Drop everything — Rodgers and Hammerstein’s “Cinderella” is coming to Disney+
If you knew me as a child, you knew one thing about me: I was Not Allowed To Watch Disney Princess Movies.
My parents, who envisioned me growing up unhindered by gender norms to become a computer-coder-slash-marine-biologist-slash-WWII-historian, instituted a blanket ban on tales of marriage-minded aristocrats. And I embraced it — for several years, it was a core feature of my personality. I loved telling my peers that their favorite flicks were obstructing the progress of women’s rights. I loved repeating my parents’ conviction that wearing a Disney t-shirt was tantamount to transforming one’s body into a billboard for Big Corp. I loved arguing, no matter how utterly I failed to convince anyone around me, that one’s leisure time was best spent not watching widely beloved classics but sitting in the backyard and pretending to be Laura Ingalls Wilder.
But none of these thoroughly inculcated beliefs could alter the fact that I was a little girl operating in a world of Disney princess t-shirts and Disney princess fairy tale anthologies and Disney princess backpacks — really cool ones, actually, with rhinestones, that I admired in spite of myself. Sometimes I needed to take a break from introducing feminist praxis to my elementary school. Sometimes I needed to indulge in a fantasy of being attractive enough to beat out other women in the crucial battle for male affection.
I got that break in the form of the 1997 version of Rodgers and Hammerstein’s “Cinderella,” which after languishing for two decades in VHS ignominy is coming to Disney+ on February 12 — at midnight, of course. Valentine’s Day plans? Cancel them. Zoom meetings? Call in sick. Dinner party in the works?

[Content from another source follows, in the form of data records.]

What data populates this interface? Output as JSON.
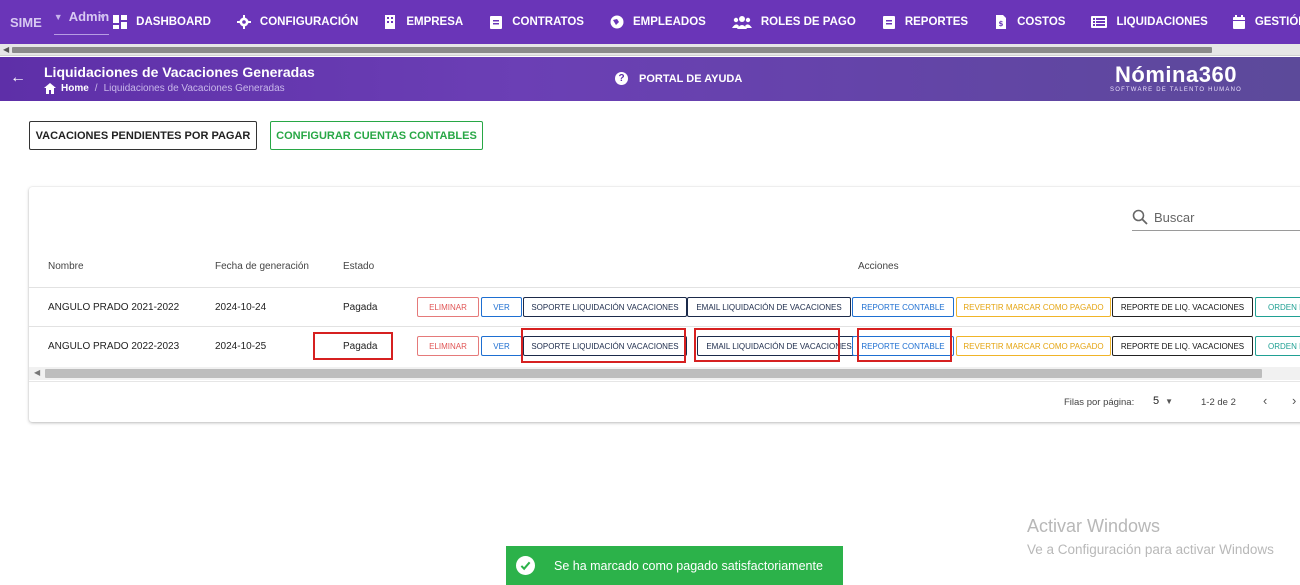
{
  "nav": {
    "brand": "SIME",
    "user": "Admin",
    "items": [
      {
        "label": "DASHBOARD",
        "icon": "dashboard-icon"
      },
      {
        "label": "CONFIGURACIÓN",
        "icon": "gear-icon"
      },
      {
        "label": "EMPRESA",
        "icon": "building-icon"
      },
      {
        "label": "CONTRATOS",
        "icon": "clipboard-icon"
      },
      {
        "label": "EMPLEADOS",
        "icon": "globe-icon"
      },
      {
        "label": "ROLES DE PAGO",
        "icon": "users-icon"
      },
      {
        "label": "REPORTES",
        "icon": "clipboard-icon"
      },
      {
        "label": "COSTOS",
        "icon": "file-dollar-icon"
      },
      {
        "label": "LIQUIDACIONES",
        "icon": "list-icon"
      },
      {
        "label": "GESTIÓN DE T",
        "icon": "calendar-icon"
      }
    ]
  },
  "header": {
    "title": "Liquidaciones de Vacaciones Generadas",
    "breadcrumb_home": "Home",
    "breadcrumb_sep": "/",
    "breadcrumb_current": "Liquidaciones de Vacaciones Generadas",
    "help": "PORTAL DE AYUDA",
    "logo_name": "Nómina360",
    "logo_tag": "SOFTWARE DE TALENTO HUMANO"
  },
  "actions": {
    "pending": "VACACIONES PENDIENTES POR PAGAR",
    "configure": "CONFIGURAR CUENTAS CONTABLES"
  },
  "table": {
    "search_placeholder": "Buscar",
    "columns": {
      "name": "Nombre",
      "date": "Fecha de generación",
      "status": "Estado",
      "actions": "Acciones"
    },
    "buttons": {
      "delete": "ELIMINAR",
      "view": "VER",
      "support": "SOPORTE LIQUIDACIÓN VACACIONES",
      "email": "EMAIL LIQUIDACIÓN DE VACACIONES",
      "accounting": "REPORTE CONTABLE",
      "revert": "REVERTIR MARCAR COMO PAGADO",
      "liq_report": "REPORTE DE LIQ. VACACIONES",
      "order": "ORDEN D"
    },
    "rows": [
      {
        "name": "ANGULO PRADO 2021-2022",
        "date": "2024-10-24",
        "status": "Pagada"
      },
      {
        "name": "ANGULO PRADO 2022-2023",
        "date": "2024-10-25",
        "status": "Pagada"
      }
    ],
    "pagination": {
      "rows_per_page_label": "Filas por página:",
      "rows_per_page": "5",
      "range": "1-2 de 2"
    }
  },
  "watermark": {
    "line1": "Activar Windows",
    "line2": "Ve a Configuración para activar Windows"
  },
  "toast": {
    "message": "Se ha marcado como pagado satisfactoriamente"
  },
  "colors": {
    "nav": "#6a35b8",
    "header": "#5e2fa8",
    "success": "#2cb24a",
    "highlight": "#d62020"
  }
}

Just kidding, you shouldn’t be having those anyway.
— MEFeater Magazine (@mefeater) February 5, 2021
On nights when my mother worked late, my father schlepped me and my brother to our local video rental store, where I inevitably gravitated towards this late-90s tour de force, a remake of the Jewish duo’s 1950 made-for-TV musical starring the iconic singer-songwriter Brandy. “Cinderella” fulfilled the letter of the Disney ban (not one of the canonical animated films, vaguely adjacent to the parent-approved flick “The Sound of Music”) if not the spirit (moral fiber synonymous with tiny waistline, self-actualization dependent on marriage and impractical footwear). It might not have slipped by my mother. But my father, whom I have always suspected of not actually knowing what a Disney movie is, was happy to oblige. At home, after scarfing down several slices of frozen pizza and subduing my younger brother, who naively thought he was going to be able to watch “Little Bear,” I settled in for an hour-and-twenty-eight-minute reprieve from being an eight-year-old iconoclast.
“Cinderella” is not in any way an overlooked feminist classic. But if you or the girlboss in your life need to make some concession to princess culture, which is everywhere around us and really, really hard to completely ignore, this is your film. A prime example of the kind of diverse casting that remains rare today, “Cinderella” features Whitney Houston as a song-filled fairy godmother shimmering across the screen via schmaltzy special effects that will bring you right back to the pre-internet age. Paolo Montalbán, as Prince Charming, rocks a brocade waistcoat better than any of the frat boys of “Bridgerton.” Whoopi Goldberg, as his meddling mother, manages to seem queenly even though her crown looks like it came straight off the Party City sale rack, and Victor Garber delights as her nebbishy, supremely unenthusiastic husband. Even Jason Alexander makes a cameo, valiantly attempting an Italian accent as an obsequious courtier.
Yes, Cinderella is absolutely iconic because of Brandy and Whitney — but Paolo Montalbán was one of the first times I saw a Filipino person on screen. Huge. pic.twitter.com/tGroFh7UCr
— Jason Carlos (@jaarlos) February 4, 2021
Most of all, there’s the music. Sweeping, optimistic tunes in the classic Rogders and Hammerstein’s style get a fin-de-20th-siècle facelift via Brandy’s throaty mezzo soprano. I came back for “In My Own Little Corner” and “Impossible” time after time as a child. And after watching several grainy YouTube clips this morning as a full grown adult, I can confirm — they still slap.
Despite watching “Cinderella’ hundreds, if not thousands, of times during my childhood, I still grew up more or less as my parents desired, maturing into an unmarried, clog-wearing harridan given to writing killjoy articles about pop culture phenomena. As such, I don’t know if I can actually recommend that anyone actually subscribe to Disney+. But if you happen to know someone with a password, and you can manage to log on by the stroke of midnight — well, I’m not saying you shouldn’t.